Skip to main content

Mashantucket Pequot Tribe of Connecticut

  • Author:
  • Updated:

Secretary of the State Susan Bysiewicz found the original map outlining the reservation established at federal recognition in 1983 - with borders marked in red ink - stored in the U.S. House of Representatives archives in Washington, D.C., Bysiewicz said Feb. 14. The map apparently was filed with the House when President Ronald Reagan signed the settlement act into law. Its location became an issue last year when officials in Ledyard, Preston and North Stonington learned Bysiewicz' office did not have the original. The request came after author Jeff Benedict, in "Without Reservation,'' alleged the nation got about 1,000 acres more than Congress intended. He said the boundary was determined when Jackson T. King Jr. used a red pen to draw it on a map in 1982 that accompanied the settlement act. King represented Ledyard landowners sued by the tribe. He later went to work for the tribe. Bysiewicz said copies of the map appear to match to reservation boundaries the state has on file.
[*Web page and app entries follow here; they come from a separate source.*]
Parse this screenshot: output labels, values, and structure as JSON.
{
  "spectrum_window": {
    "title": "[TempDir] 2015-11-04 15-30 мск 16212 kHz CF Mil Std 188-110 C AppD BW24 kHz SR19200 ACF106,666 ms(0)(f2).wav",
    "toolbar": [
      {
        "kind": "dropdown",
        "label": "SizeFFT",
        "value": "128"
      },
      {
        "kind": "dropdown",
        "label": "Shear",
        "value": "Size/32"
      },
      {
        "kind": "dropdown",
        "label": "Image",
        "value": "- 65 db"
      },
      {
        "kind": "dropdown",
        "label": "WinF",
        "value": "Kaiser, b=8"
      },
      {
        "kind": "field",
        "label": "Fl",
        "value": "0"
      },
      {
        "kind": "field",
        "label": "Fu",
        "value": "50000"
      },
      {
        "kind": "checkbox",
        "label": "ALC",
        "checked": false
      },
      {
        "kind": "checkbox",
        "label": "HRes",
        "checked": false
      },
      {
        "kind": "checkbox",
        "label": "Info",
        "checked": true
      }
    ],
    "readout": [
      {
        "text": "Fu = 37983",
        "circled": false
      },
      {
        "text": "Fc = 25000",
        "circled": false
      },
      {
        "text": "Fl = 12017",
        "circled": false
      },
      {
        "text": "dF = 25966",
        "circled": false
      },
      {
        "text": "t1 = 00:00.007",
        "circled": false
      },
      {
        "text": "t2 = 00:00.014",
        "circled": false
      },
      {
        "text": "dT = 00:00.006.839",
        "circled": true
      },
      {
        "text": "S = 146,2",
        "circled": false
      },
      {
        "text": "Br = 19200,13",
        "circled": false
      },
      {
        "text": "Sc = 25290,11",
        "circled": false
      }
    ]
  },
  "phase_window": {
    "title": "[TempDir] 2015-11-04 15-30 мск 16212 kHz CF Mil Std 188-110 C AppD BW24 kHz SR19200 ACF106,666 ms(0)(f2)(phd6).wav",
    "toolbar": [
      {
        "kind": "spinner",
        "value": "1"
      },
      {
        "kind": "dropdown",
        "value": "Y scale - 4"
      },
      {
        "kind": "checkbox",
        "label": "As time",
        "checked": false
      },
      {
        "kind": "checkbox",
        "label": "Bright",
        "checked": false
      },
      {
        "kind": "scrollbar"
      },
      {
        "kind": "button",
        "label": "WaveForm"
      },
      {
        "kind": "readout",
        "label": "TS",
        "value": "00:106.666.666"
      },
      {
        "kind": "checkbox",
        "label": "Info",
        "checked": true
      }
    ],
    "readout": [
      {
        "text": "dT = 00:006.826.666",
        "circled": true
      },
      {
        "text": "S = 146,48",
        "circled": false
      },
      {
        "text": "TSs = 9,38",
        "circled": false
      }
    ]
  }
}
Arthur Henick, spokesman for the tribe, said tribal representatives and museum officials assisted Bysiewicz. "The tribal nation has said all along that the most likely location of the map would be in a federal archive ... .''